Marion Woolfson, a journalist, has ploughed through mountains of docu¬ments to show that Zionists will stoop to any depth in order to populate Eretz Israel, their land of destiny. They will kill, torture, lie, and bomb, as long as Jews flock to Israel. They will also spread misinformation, terro¬rize innocent civilians, alter facts of history and send letter bombs to blast scientists work¬ing for their enemies.
Basic to the concept of growing talent are the effec¬tiveness standards associated with every managerial job. Indeed, effectiveness is not a quality that a manager brings to a situation. It is something he produces from a given situation. What matters is not what a manager does but what he achieves. Interestingly enough, even if both input and output are low, a manager could easily be hundred per cent efficient but zero per cent effective.
Culture and Morality is a collection of essays written in honour of Christoph von Furer Haimendorf. Its arrival into the world of books should be sincerely welcomed by stu¬dents and scholars of anthro¬pology. The introduction gives us a detailed account of Haimendorf’s career and it includes references to his pub¬lished works. Contributors to this book have focussed on the theme of morality dealt with by Haimendorf in Morals and Merit (1967).
This study of religion and society in Thailand focusses on the Hindu cultural in-fluences that exist in Thailand. It is always interesting to see how the values, ideas and spirit of Indian society work after coming into contact with other cultures. Santosh Desai identifies and studies how the Indian values and customs have been transformed in their passage from one cultural region to another and how they have been assimilated into a different society.
The late Professor Moham¬mad Habib’s writings com¬prise all that was best in the work of a whole brilliant generation of Indian his¬torians. The thinking of this generation had been moulded by the concluding phase of India’s struggle for indepen¬dence—a phase that inspired a great deal of idealism, raised the moral stature of men and created fellow-feeling even in the midst of tensions and con¬flicts of truly continental dimensions. It is this essential humanism that makes many of the historical works of the late 1920’s down to the first decade of India’s independence valuable.
Except for some well-known concepts such as Gundar Frank’s development of under¬development the actual prob¬lems of development and poli¬tical change in Latin America are still relatively unfamiliar on this side of the world. For this reason the author’s stated aim of encouraging ‘scholarly South-South exchange’ is to be applauded as well as an Indian publisher’s willingness to assist.
W.W. Rostow identified the central fact about the eco¬nomy of a traditional society to be—

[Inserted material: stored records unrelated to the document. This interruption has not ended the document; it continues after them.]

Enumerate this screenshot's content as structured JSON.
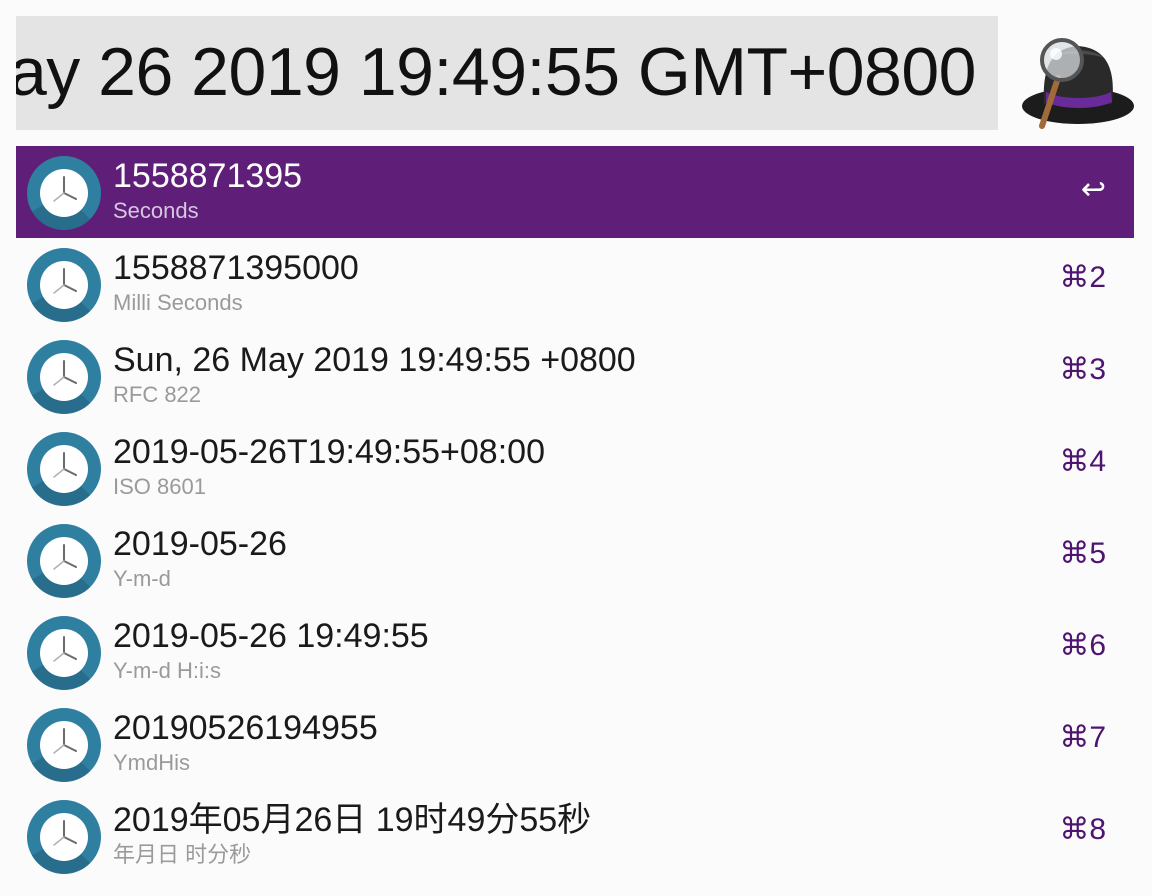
{
  "search": {
    "query": "ay 26 2019 19:49:55 GMT+0800"
  },
  "logo": {
    "icon": "alfred-hat-icon"
  },
  "colors": {
    "selected_row": "#5f1f78",
    "shortcut": "#4e1470",
    "clock_icon": "#2f7fa1"
  },
  "results": [
    {
      "title": "1558871395",
      "subtitle": "Seconds",
      "shortcut": "↩",
      "selected": true
    },
    {
      "title": "1558871395000",
      "subtitle": "Milli Seconds",
      "shortcut": "⌘2"
    },
    {
      "title": "Sun, 26 May 2019 19:49:55 +0800",
      "subtitle": "RFC 822",
      "shortcut": "⌘3"
    },
    {
      "title": "2019-05-26T19:49:55+08:00",
      "subtitle": "ISO 8601",
      "shortcut": "⌘4"
    },
    {
      "title": "2019-05-26",
      "subtitle": "Y-m-d",
      "shortcut": "⌘5"
    },
    {
      "title": "2019-05-26 19:49:55",
      "subtitle": "Y-m-d H:i:s",
      "shortcut": "⌘6"
    },
    {
      "title": "20190526194955",
      "subtitle": "YmdHis",
      "shortcut": "⌘7"
    },
    {
      "title": "2019年05月26日 19时49分55秒",
      "subtitle": "年月日 时分秒",
      "shortcut": "⌘8"
    }
  ]
}
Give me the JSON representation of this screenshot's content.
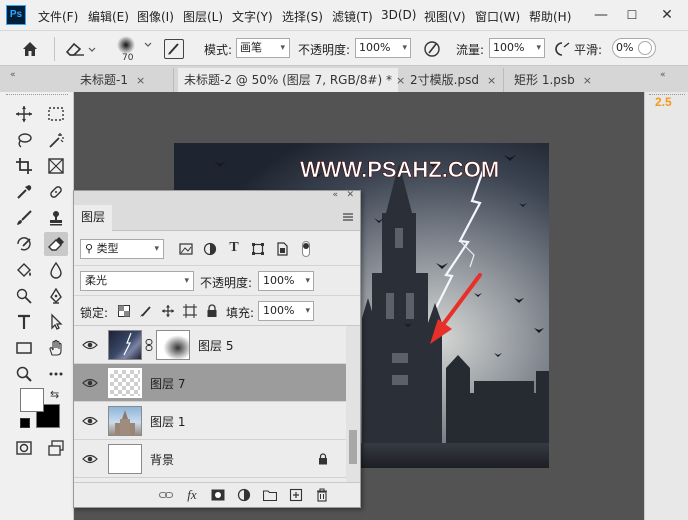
{
  "app": {
    "logo_text": "Ps"
  },
  "menu": [
    {
      "label": "文件(F)"
    },
    {
      "label": "编辑(E)"
    },
    {
      "label": "图像(I)"
    },
    {
      "label": "图层(L)"
    },
    {
      "label": "文字(Y)"
    },
    {
      "label": "选择(S)"
    },
    {
      "label": "滤镜(T)"
    },
    {
      "label": "3D(D)"
    },
    {
      "label": "视图(V)"
    },
    {
      "label": "窗口(W)"
    },
    {
      "label": "帮助(H)"
    }
  ],
  "window_controls": {
    "minimize": "—",
    "maximize": "☐",
    "close": "✕"
  },
  "options": {
    "brush_size": "70",
    "mode_label": "模式:",
    "mode_value": "画笔",
    "opacity_label": "不透明度:",
    "opacity_value": "100%",
    "flow_label": "流量:",
    "flow_value": "100%",
    "smoothing_label": "平滑:",
    "smoothing_value": "0%"
  },
  "tabs": [
    {
      "label": "未标题-1",
      "active": false
    },
    {
      "label": "未标题-2 @ 50% (图层 7, RGB/8#) *",
      "active": true
    },
    {
      "label": "2寸模版.psd",
      "active": false
    },
    {
      "label": "矩形 1.psb",
      "active": false
    }
  ],
  "tab_close_glyph": "×",
  "right_panel": {
    "value": "2.5",
    "accent": "#f29a1c"
  },
  "canvas": {
    "watermark": "WWW.PSAHZ.COM",
    "arrow_color": "#e8302a"
  },
  "layers_panel": {
    "tab_label": "图层",
    "filter_type": "类型",
    "blend_mode": "柔光",
    "opacity_label": "不透明度:",
    "opacity_value": "100%",
    "lock_label": "锁定:",
    "fill_label": "填充:",
    "fill_value": "100%",
    "layers": [
      {
        "name": "图层 5",
        "selected": false,
        "has_mask": true
      },
      {
        "name": "图层 7",
        "selected": true,
        "has_mask": false
      },
      {
        "name": "图层 1",
        "selected": false,
        "has_mask": false
      },
      {
        "name": "背景",
        "selected": false,
        "has_mask": false,
        "locked": true
      }
    ],
    "footer_fx": "fx"
  },
  "colors": {
    "foreground": "#ffffff",
    "background": "#000000",
    "selected_row": "#9c9c9c"
  },
  "tools": [
    "move-tool-icon",
    "marquee-tool-icon",
    "lasso-tool-icon",
    "magic-wand-icon",
    "crop-tool-icon",
    "frame-tool-icon",
    "eyedropper-icon",
    "healing-brush-icon",
    "brush-tool-icon",
    "clone-stamp-icon",
    "history-brush-icon",
    "eraser-tool-icon",
    "paint-bucket-icon",
    "blur-tool-icon",
    "dodge-tool-icon",
    "pen-tool-icon",
    "type-tool-icon",
    "path-selection-icon",
    "rectangle-tool-icon",
    "hand-tool-icon",
    "zoom-tool-icon",
    "more-tools-icon"
  ]
}
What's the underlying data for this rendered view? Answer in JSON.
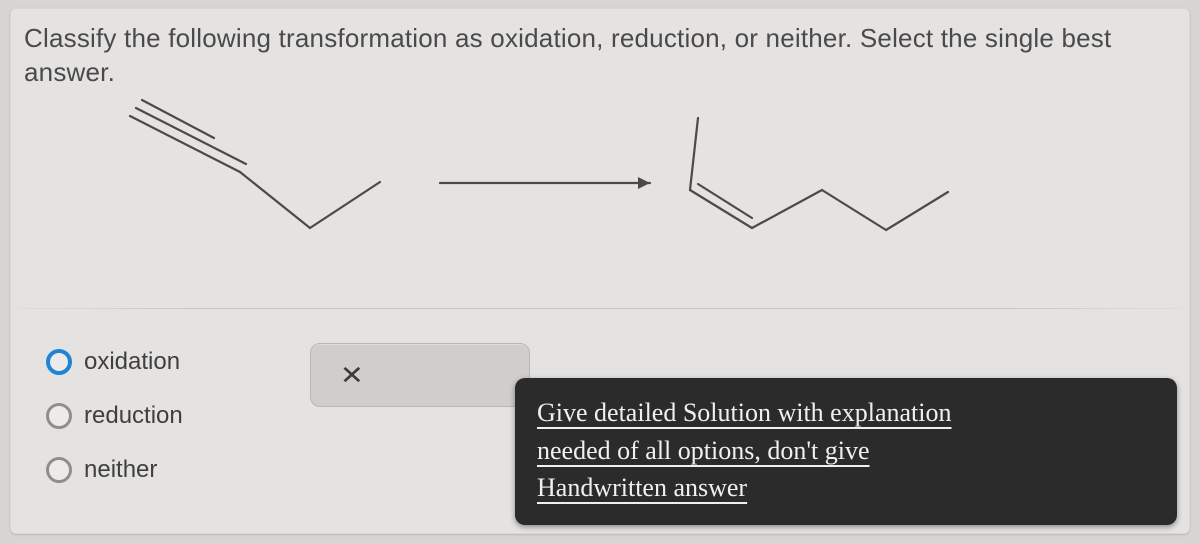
{
  "question": "Classify the following transformation as oxidation, reduction, or neither. Select the single best answer.",
  "options": {
    "a": "oxidation",
    "b": "reduction",
    "c": "neither"
  },
  "note": {
    "line1": "Give detailed Solution with explanation",
    "line2": "needed of all options, don't give",
    "line3": "Handwritten answer"
  },
  "closeGlyph": "✕"
}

… that a ceiling existed on the level of attainable out¬put per head. This ceiling resulted from the fact that the potentialities which flow from modern science and technology were either not available or not regularly and systematically applied … But in agriculture, the level of productivity was limited by the inaccessibility of modern science, its appli¬cation, and its frame of mind.

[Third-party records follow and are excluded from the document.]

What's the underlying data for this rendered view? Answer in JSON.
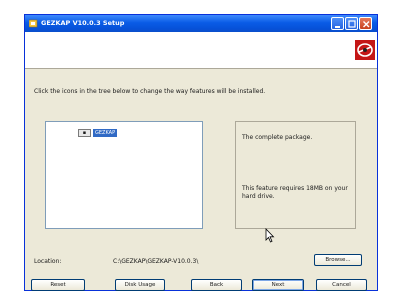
{
  "window": {
    "title": "GEZKAP V10.0.3 Setup"
  },
  "instruction": "Click the icons in the tree below to change the way features will be installed.",
  "tree": {
    "node_label": "GEZKAP"
  },
  "description": {
    "main": "The complete package.",
    "size": "This feature requires 18MB on your hard drive."
  },
  "location": {
    "label": "Location:",
    "value": "C:\\GEZKAP\\GEZKAP-V10.0.3\\"
  },
  "buttons": {
    "browse": "Browse...",
    "reset": "Reset",
    "disk_usage": "Disk Usage",
    "back": "Back",
    "next": "Next",
    "cancel": "Cancel"
  },
  "colors": {
    "titlebar": "#0a5ce6",
    "logo": "#c41616",
    "selection": "#316ac5"
  }
}
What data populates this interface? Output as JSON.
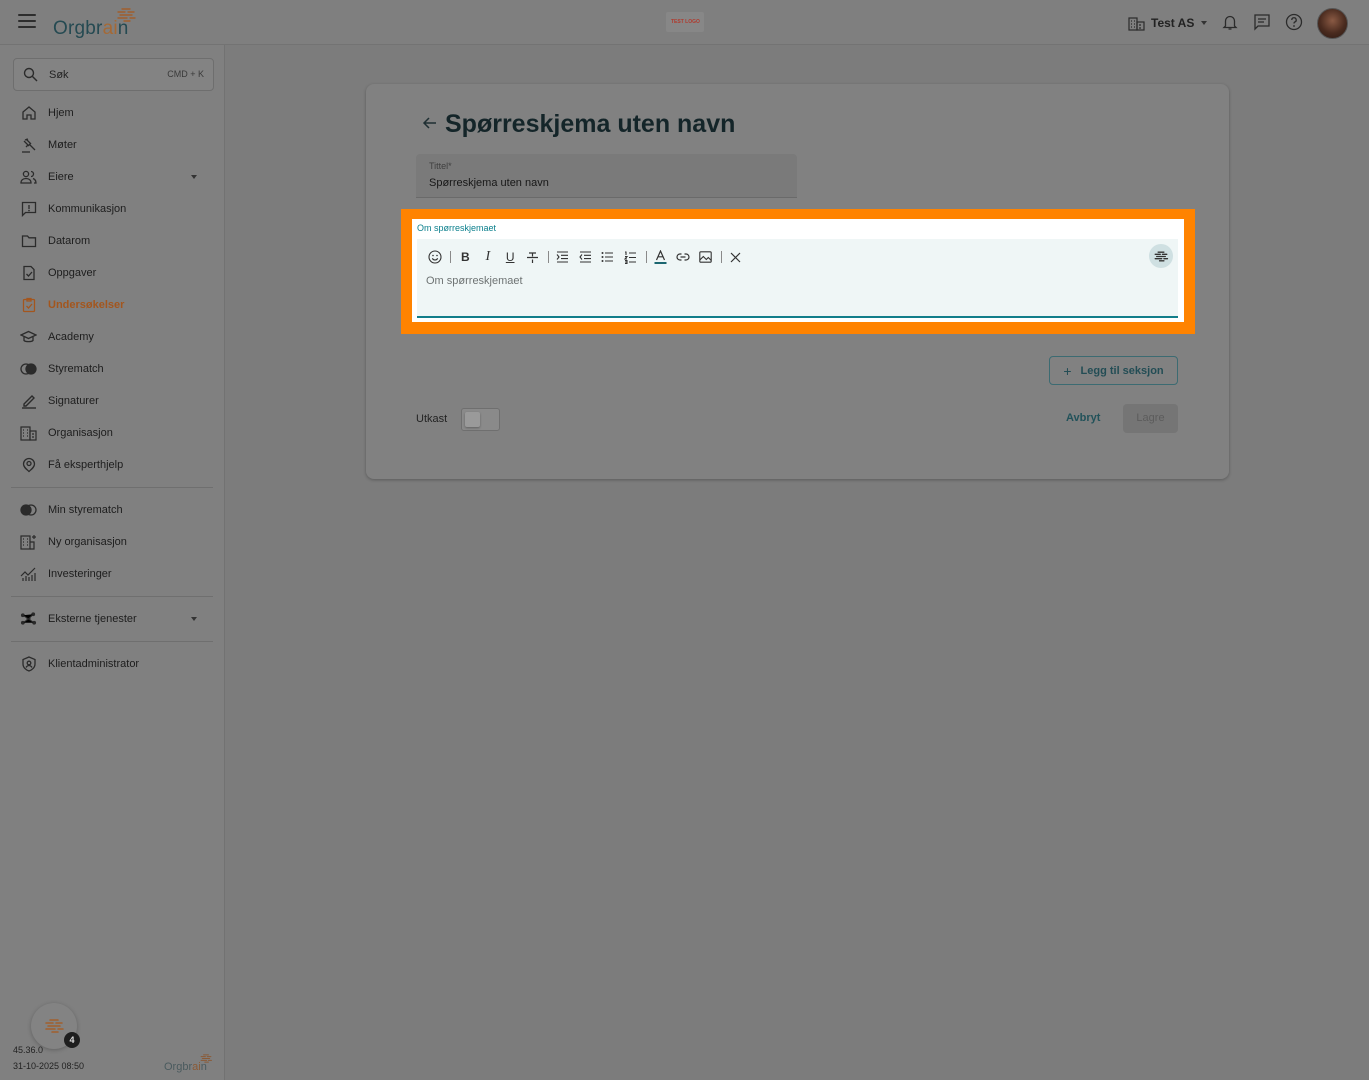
{
  "topbar": {
    "logo_prefix": "Orgbr",
    "logo_ai": "ai",
    "logo_suffix": "n",
    "test_logo": "TEST LOGO",
    "org_name": "Test AS"
  },
  "sidebar": {
    "search_placeholder": "Søk",
    "search_shortcut": "CMD + K",
    "items": [
      {
        "label": "Hjem",
        "icon": "home-icon"
      },
      {
        "label": "Møter",
        "icon": "gavel-icon"
      },
      {
        "label": "Eiere",
        "icon": "people-icon"
      },
      {
        "label": "Kommunikasjon",
        "icon": "chat-alert-icon"
      },
      {
        "label": "Datarom",
        "icon": "folder-icon"
      },
      {
        "label": "Oppgaver",
        "icon": "task-icon"
      },
      {
        "label": "Undersøkelser",
        "icon": "clipboard-icon"
      },
      {
        "label": "Academy",
        "icon": "graduation-cap-icon"
      },
      {
        "label": "Styrematch",
        "icon": "match-icon"
      },
      {
        "label": "Signaturer",
        "icon": "pen-icon"
      },
      {
        "label": "Organisasjon",
        "icon": "building-icon"
      },
      {
        "label": "Få eksperthjelp",
        "icon": "expert-icon"
      }
    ],
    "secondary": [
      {
        "label": "Min styrematch",
        "icon": "toggle-match-icon"
      },
      {
        "label": "Ny organisasjon",
        "icon": "building-add-icon"
      },
      {
        "label": "Investeringer",
        "icon": "chart-icon"
      }
    ],
    "external": {
      "label": "Eksterne tjenester",
      "icon": "hub-icon"
    },
    "admin": {
      "label": "Klientadministrator",
      "icon": "shield-icon"
    },
    "version": "45.36.0",
    "version_date": "31-10-2025 08:50",
    "badge_count": "4",
    "footer_logo_prefix": "Orgbr",
    "footer_logo_ai": "ai",
    "footer_logo_suffix": "n"
  },
  "main": {
    "title": "Spørreskjema uten navn",
    "title_field_label": "Tittel*",
    "title_field_value": "Spørreskjema uten navn",
    "editor_label": "Om spørreskjemaet",
    "editor_placeholder": "Om spørreskjemaet",
    "toolbar": {
      "bold": "B",
      "italic": "I",
      "underline": "U"
    },
    "add_section_label": "Legg til seksjon",
    "draft_label": "Utkast",
    "cancel_label": "Avbryt",
    "save_label": "Lagre"
  },
  "colors": {
    "accent": "#127e8a",
    "active_nav": "#a3561e",
    "highlight": "#ff8300"
  }
}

During the past one decade or so there has been a drama¬tic shift in perceptions of deve¬lopment possibilities in nation¬al economies. Moved by the substantial deterioration in the living standards of the majo¬rity of the population despite improvements at a purely aggregate level, decision¬-makers, both at international and national forums, have started concentrating on change in the structure of the economy with a view to identi¬fying the potential beneficiar¬ies of alternative development scenarios.

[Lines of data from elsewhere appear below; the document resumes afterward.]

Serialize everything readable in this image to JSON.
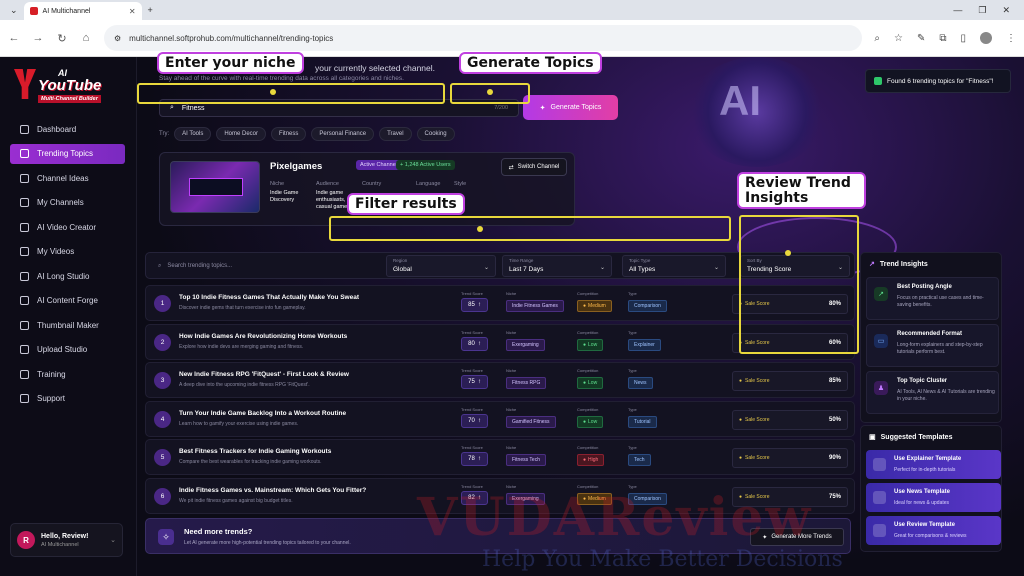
{
  "browser": {
    "tab_title": "AI Multichannel",
    "url": "multichannel.softprohub.com/multichannel/trending-topics"
  },
  "sidebar": {
    "logo_ai": "AI",
    "logo_brand": "YouTube",
    "logo_sub": "Multi-Channel Builder",
    "items": [
      {
        "label": "Dashboard"
      },
      {
        "label": "Trending Topics"
      },
      {
        "label": "Channel Ideas"
      },
      {
        "label": "My Channels"
      },
      {
        "label": "AI Video Creator"
      },
      {
        "label": "My Videos"
      },
      {
        "label": "AI Long Studio"
      },
      {
        "label": "AI Content Forge"
      },
      {
        "label": "Thumbnail Maker"
      },
      {
        "label": "Upload Studio"
      },
      {
        "label": "Training"
      },
      {
        "label": "Support"
      }
    ],
    "user": {
      "initial": "R",
      "name": "Hello, Review!",
      "sub": "AI Multichannel"
    }
  },
  "header": {
    "intro_line1": "your currently selected channel.",
    "intro_line2": "Stay ahead of the curve with real-time trending data across all categories and niches.",
    "niche_value": "Fitness",
    "char_count": "7/200",
    "generate_label": "Generate Topics",
    "try_label": "Try:",
    "chips": [
      "AI Tools",
      "Home Decor",
      "Fitness",
      "Personal Finance",
      "Travel",
      "Cooking"
    ],
    "bulb_text": "AI"
  },
  "toast": {
    "text": "Found 6 trending topics for \"Fitness\"!"
  },
  "channel": {
    "name": "Pixelgames",
    "active_badge": "Active Channel",
    "users_badge": "+ 1,248 Active Users",
    "switch_label": "Switch Channel",
    "niche_key": "Niche",
    "niche_val": "Indie Game Discovery",
    "audience_key": "Audience",
    "audience_val": "Indie game enthusiasts, casual gamers",
    "country_key": "Country",
    "language_key": "Language",
    "style_key": "Style"
  },
  "filters": {
    "search_placeholder": "Search trending topics...",
    "region_key": "Region",
    "region_val": "Global",
    "time_key": "Time Range",
    "time_val": "Last 7 Days",
    "topic_key": "Topic Type",
    "topic_val": "All Types",
    "sort_key": "Sort By",
    "sort_val": "Trending Score"
  },
  "col_labels": {
    "score": "Trend Score",
    "niche": "Niche",
    "comp": "Competition",
    "type": "Type",
    "sale_label": "Sale Score"
  },
  "rows": [
    {
      "n": "1",
      "title": "Top 10 Indie Fitness Games That Actually Make You Sweat",
      "desc": "Discover indie gems that turn exercise into fun gameplay.",
      "score": "85",
      "niche": "Indie Fitness Games",
      "comp": "Medium",
      "type": "Comparison",
      "sale": "80%"
    },
    {
      "n": "2",
      "title": "How Indie Games Are Revolutionizing Home Workouts",
      "desc": "Explore how indie devs are merging gaming and fitness.",
      "score": "80",
      "niche": "Exergaming",
      "comp": "Low",
      "type": "Explainer",
      "sale": "60%"
    },
    {
      "n": "3",
      "title": "New Indie Fitness RPG 'FitQuest' - First Look & Review",
      "desc": "A deep dive into the upcoming indie fitness RPG 'FitQuest'.",
      "score": "75",
      "niche": "Fitness RPG",
      "comp": "Low",
      "type": "News",
      "sale": "85%"
    },
    {
      "n": "4",
      "title": "Turn Your Indie Game Backlog Into a Workout Routine",
      "desc": "Learn how to gamify your exercise using indie games.",
      "score": "70",
      "niche": "Gamified Fitness",
      "comp": "Low",
      "type": "Tutorial",
      "sale": "50%"
    },
    {
      "n": "5",
      "title": "Best Fitness Trackers for Indie Gaming Workouts",
      "desc": "Compare the best wearables for tracking indie gaming workouts.",
      "score": "78",
      "niche": "Fitness Tech",
      "comp": "High",
      "type": "Tech",
      "sale": "90%"
    },
    {
      "n": "6",
      "title": "Indie Fitness Games vs. Mainstream: Which Gets You Fitter?",
      "desc": "We pit indie fitness games against big budget titles.",
      "score": "82",
      "niche": "Exergaming",
      "comp": "Medium",
      "type": "Comparison",
      "sale": "75%"
    }
  ],
  "more": {
    "title": "Need more trends?",
    "sub": "Let AI generate more high-potential trending topics tailored to your channel.",
    "button": "Generate More Trends"
  },
  "insights": {
    "title": "Trend Insights",
    "items": [
      {
        "title": "Best Posting Angle",
        "desc": "Focus on practical use cases and time-saving benefits."
      },
      {
        "title": "Recommended Format",
        "desc": "Long-form explainers and step-by-step tutorials perform best."
      },
      {
        "title": "Top Topic Cluster",
        "desc": "AI Tools, AI News & AI Tutorials are trending in your niche."
      }
    ]
  },
  "templates": {
    "title": "Suggested Templates",
    "items": [
      {
        "title": "Use Explainer Template",
        "desc": "Perfect for in-depth tutorials"
      },
      {
        "title": "Use News Template",
        "desc": "Ideal for news & updates"
      },
      {
        "title": "Use Review Template",
        "desc": "Great for comparisons & reviews"
      }
    ]
  },
  "annotations": {
    "niche": "Enter your niche",
    "generate": "Generate Topics",
    "filter": "Filter results",
    "review": "Review Trend Insights"
  },
  "watermark": {
    "main": "VUDAReview",
    "sub": "Help You Make Better Decisions"
  },
  "colors": {
    "accent": "#9a2ed1",
    "annotation_box": "#e8d83c",
    "annotation_label_border": "#c040e0"
  }
}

M.S. Rajan and Shivaji Ganguly have done a com¬mendable labour of love in bringing together writings of Sisir Gupta on wide and vari¬ed aspects of international relations in contemporary times. The volume is dedicat¬ed to the memory of Professor Sisir Gupta.